During the past year we have added a Level II curriculum. In this advanced level, we provide in-depth training on specific topics for horse enthusiasts including Emergency Health Care, Functional Anatomy, Breeding, Applied Nutrition and Business Management.

For more information about the Master Equine Manager program, check out our website for upcoming classes and events.

Advice for other producers
Seek out information and advice from knowledgeable people. I have learned from seasoned producers who learned by trial and error on their farm or ranch and from young people who have a tremendous curiosity for what could be done. I have learned from academic experts who have done specialized research studies and from business professionals throughout the agriculture industry. I think all would agree they don't know everything and that we can all learn something from each other. Just view each day as an opportunity to learn something new.

Favorite Premier product and why?
I like the IntelliRope fence for horse pasture division fences, along with the appropriate insulators and tension springs. It provides good visibility, is durable and easy to install.

Dale Miller
Marion County Extension Office


Koby Freeman

Koby Freeman

This month's featured employee is Kolby Freeman. She has been at Premier for seven months as a sales consultant. Kolby says the best part about her job is "helping customers and talking to so many different people throughout the US and other countries." She adds: "I think it is interesting to find out situations the customers face and how I can help them.
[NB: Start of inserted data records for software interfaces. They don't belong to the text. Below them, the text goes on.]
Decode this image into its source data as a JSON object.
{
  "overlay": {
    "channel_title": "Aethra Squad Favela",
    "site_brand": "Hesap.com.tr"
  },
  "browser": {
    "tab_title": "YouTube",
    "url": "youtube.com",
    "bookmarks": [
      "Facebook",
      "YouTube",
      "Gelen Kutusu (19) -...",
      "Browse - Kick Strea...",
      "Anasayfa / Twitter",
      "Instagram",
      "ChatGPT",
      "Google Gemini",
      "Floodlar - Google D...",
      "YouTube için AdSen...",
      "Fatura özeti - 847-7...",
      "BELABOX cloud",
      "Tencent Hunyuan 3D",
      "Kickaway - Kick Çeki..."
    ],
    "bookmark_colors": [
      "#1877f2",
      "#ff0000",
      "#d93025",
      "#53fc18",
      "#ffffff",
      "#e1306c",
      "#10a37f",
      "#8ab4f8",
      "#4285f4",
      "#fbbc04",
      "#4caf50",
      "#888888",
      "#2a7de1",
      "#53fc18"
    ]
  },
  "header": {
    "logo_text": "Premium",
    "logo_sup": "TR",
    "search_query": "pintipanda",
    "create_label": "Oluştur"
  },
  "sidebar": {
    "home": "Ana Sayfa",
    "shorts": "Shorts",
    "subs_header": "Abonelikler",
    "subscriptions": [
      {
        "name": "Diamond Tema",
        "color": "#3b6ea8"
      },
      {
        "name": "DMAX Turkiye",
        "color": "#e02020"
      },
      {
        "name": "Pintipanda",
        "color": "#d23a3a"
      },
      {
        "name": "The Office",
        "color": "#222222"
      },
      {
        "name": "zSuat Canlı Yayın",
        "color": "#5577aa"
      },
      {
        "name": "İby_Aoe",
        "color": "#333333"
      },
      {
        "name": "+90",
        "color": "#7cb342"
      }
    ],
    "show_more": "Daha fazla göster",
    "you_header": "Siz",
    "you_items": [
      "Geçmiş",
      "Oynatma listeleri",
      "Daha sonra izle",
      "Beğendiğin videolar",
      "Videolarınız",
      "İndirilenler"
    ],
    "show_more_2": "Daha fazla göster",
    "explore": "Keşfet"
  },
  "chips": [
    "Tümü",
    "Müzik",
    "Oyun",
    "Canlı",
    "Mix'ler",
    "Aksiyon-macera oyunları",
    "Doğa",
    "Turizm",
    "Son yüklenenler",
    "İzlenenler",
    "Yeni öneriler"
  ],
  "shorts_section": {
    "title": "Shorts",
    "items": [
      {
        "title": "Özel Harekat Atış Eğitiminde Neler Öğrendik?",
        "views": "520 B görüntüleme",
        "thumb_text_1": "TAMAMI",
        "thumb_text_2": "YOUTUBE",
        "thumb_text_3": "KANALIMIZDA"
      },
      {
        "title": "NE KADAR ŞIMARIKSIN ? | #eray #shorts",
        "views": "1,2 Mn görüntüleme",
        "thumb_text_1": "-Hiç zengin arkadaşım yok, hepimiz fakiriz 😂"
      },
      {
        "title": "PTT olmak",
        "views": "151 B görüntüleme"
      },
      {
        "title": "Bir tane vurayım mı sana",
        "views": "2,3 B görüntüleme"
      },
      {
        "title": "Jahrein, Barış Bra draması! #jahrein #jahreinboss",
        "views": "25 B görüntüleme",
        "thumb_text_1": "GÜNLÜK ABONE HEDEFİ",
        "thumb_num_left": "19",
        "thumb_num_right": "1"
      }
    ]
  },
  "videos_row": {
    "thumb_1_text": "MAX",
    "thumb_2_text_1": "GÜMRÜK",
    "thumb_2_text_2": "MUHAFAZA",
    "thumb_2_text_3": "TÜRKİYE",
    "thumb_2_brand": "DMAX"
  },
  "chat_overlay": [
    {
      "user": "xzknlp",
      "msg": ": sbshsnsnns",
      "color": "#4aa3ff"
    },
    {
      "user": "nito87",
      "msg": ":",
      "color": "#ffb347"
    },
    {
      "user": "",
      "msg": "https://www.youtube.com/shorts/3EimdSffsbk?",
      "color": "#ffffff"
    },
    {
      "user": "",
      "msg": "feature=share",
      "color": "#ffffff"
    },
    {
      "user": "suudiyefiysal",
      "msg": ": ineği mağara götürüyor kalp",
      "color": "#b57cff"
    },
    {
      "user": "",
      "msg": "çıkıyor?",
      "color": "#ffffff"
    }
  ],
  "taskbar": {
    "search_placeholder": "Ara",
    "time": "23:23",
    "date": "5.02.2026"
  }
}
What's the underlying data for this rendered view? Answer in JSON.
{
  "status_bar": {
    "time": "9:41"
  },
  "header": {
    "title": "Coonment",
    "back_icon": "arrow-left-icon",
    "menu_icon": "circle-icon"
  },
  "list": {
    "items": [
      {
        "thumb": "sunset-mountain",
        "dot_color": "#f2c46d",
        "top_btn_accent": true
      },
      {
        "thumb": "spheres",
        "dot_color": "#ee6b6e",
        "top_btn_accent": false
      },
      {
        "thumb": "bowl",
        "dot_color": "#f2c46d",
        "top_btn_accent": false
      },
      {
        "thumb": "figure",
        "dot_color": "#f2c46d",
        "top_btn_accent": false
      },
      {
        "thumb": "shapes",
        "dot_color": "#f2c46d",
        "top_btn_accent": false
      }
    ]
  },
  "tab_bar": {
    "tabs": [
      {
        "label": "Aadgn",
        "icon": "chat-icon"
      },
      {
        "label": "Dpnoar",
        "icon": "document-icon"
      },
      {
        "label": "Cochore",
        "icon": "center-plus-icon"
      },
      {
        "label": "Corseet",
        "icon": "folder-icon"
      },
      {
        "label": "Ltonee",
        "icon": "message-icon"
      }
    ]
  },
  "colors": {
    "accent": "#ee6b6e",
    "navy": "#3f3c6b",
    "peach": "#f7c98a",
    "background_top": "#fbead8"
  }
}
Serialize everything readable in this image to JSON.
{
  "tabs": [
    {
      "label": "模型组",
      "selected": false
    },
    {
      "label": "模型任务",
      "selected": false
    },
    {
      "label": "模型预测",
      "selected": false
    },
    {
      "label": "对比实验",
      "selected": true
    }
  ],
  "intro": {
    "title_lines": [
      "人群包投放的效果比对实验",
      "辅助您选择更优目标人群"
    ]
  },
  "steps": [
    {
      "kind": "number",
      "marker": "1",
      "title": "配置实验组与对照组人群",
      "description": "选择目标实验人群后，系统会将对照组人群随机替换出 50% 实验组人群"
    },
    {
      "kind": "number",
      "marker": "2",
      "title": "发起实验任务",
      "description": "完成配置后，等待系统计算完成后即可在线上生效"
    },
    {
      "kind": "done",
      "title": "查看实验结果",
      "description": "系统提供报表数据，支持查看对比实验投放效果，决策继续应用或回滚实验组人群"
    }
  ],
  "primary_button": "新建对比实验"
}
I really enjoy customer service and that's what makes Premier stand out."

Kolby says she enjoys working with the team at Premier. "You can't find any better people to work with than at Premier. Everybody has such wide knowledge of all the products, and if they don't know, they will sure find out for you, always honest about products pros and cons. I am so thrilled to be here!"

Kolby and her husband, Brad live in Mt. Pleasant, IA with their 3 1/2 month old daughter, Peyton, and Brad's son, Parker, age 2. Also part of the family are two dogs—an Aussie named Brindle and a Border Collie/Great Pyrenees-cross puppy named Private Striker, and four horses—Rosie, Oops, Gauge and Gee Whiz.

Her special interest is breaking horses, training barrel horses and competing in rodeo/barrel races. "I am addicted to the speed and the rush of riding barrel horses." She is a member of the IA NBHA District 5. She and Brad are in the process of starting their own purebred flock of Suffolk and Dorset Sheep, with the goal to sell them as market and club lambs. They also have some poultry. "If there is any time left, I like to draw and do some of my own sewing."

Kolby's favorite statement: "I believe in giving your all, and standing up for what you believe in. Can't is a mind-set—you can do what ever you put your mind to. The strongest thing in life is your willpower."


Homestyle Baked Spaghetti


8-oz pkg cream cheese, softened
1-1/2 c sour cream
3 Tbsp onion, grated
12-oz pkg spaghetti, cooked
2 lbs ground beef, browned
2 tsp salt
3 6-oz cans tomato paste
2 c water
2 tsp sugar
1 tsp pepper
Grated Parmesan cheese

Blend cream cheese, sour cream and onion together; stir in cooked spaghetti. Spread in ungreased 3-quart casserole dish. Set aside.

Combine beef, salt, tomato paste, water, sugar and pepper in a saucepan. Heat thoroughly. Pour over spaghetti mixture; sprinkle with Parmesan cheese.

Bake at 350 degrees for 45 minutes.

From Julie Cole, Premier employee

Fencing | Clippers and Shearers | Ear Tags | Poultry Supplies | Equipment | Wild Bird Feeders and Seed
Copyright 2010 Premier1Supplies
2031 300th Street, Washington, Iowa 52353, US • Contact Us
Phone: 800-282-6631 or 319-653-7622 • Fax: 800-346-7992 or 319-653-6304
Hours: Monday - Friday: 7am - 6pm (March - June) and 7am - 5:30pm (July - February)
Saturday: Closed (October - February) and 8am - 12 noon, CST (March - September)